The French government’s own lawyer argued that the court must follow the UK government deprivation order, although he had been unable to translate the SIAC ruling into French. He also confirmed that at a meeting between British and French security services, the UK had failed to disclose any intelligence or evidence relating to N3’s alleged threat to national security.
The three judges took ten minutes to return a verdict in favour of N3. The senior immigration judge hearing the case said the French government could not deport him to Bangladesh.
The case will further test the sensitive relationship between the British and French over border control and security.

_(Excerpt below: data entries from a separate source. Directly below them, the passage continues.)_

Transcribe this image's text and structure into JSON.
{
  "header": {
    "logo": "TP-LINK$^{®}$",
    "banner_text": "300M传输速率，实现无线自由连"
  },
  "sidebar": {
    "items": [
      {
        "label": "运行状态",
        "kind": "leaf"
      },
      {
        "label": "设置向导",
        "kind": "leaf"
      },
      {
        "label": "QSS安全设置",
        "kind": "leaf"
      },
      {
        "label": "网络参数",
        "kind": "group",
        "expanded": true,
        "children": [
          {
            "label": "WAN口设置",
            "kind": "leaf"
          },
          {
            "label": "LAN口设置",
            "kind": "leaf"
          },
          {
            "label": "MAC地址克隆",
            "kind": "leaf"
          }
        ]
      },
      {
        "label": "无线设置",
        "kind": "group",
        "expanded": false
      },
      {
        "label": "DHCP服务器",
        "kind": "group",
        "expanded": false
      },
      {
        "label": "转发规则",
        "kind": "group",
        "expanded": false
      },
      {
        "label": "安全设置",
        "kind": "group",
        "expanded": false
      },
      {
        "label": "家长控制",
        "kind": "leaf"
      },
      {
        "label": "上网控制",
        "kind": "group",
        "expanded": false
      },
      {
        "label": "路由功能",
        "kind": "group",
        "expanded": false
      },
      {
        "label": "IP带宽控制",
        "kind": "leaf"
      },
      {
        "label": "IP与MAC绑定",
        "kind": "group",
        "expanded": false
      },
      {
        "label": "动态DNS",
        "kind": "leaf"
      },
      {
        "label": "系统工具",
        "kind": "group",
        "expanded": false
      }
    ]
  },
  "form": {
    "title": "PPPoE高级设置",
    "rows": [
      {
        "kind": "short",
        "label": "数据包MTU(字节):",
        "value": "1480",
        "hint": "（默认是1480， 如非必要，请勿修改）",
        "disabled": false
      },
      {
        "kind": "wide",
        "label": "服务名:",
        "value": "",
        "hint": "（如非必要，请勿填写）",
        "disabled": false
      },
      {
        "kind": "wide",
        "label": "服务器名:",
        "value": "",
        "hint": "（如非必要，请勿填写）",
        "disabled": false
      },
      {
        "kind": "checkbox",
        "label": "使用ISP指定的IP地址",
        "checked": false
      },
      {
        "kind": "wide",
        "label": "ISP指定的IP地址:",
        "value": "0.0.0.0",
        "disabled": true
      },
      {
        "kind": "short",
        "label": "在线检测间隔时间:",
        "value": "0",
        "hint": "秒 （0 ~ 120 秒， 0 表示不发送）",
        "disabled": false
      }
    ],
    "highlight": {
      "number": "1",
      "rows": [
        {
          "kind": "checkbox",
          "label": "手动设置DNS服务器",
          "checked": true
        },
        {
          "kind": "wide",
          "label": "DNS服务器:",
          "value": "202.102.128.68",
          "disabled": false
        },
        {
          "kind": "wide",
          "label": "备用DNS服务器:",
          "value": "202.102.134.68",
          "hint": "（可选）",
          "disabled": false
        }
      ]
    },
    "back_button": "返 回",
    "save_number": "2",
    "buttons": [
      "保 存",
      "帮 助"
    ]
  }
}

It also raises questions about the practical consequences of stripping hundreds of British nationals of their citizenship. The US government complained about this ‘dumping’ policy after the home secretary stripped two of the so-called Beatles of their nationality, leaving their crimes to be tried and punished by courts in America.
And the French government must now be asking why they are being forced to use their own security services and domestic courts to sort out what is essentially a British problem.
Meanwhile, British and French courts have left N3 without a country. He can’t go to Britain and he can’t go to Bangladesh. On Friday, a judge ordered N3 to be released to a hotel in France, but placed under house arrest.
“I’m British,” he protests, “and if someone has got something to say about me, they should say it in a British court, where I can answer any allegations.”
All photographs Getty Images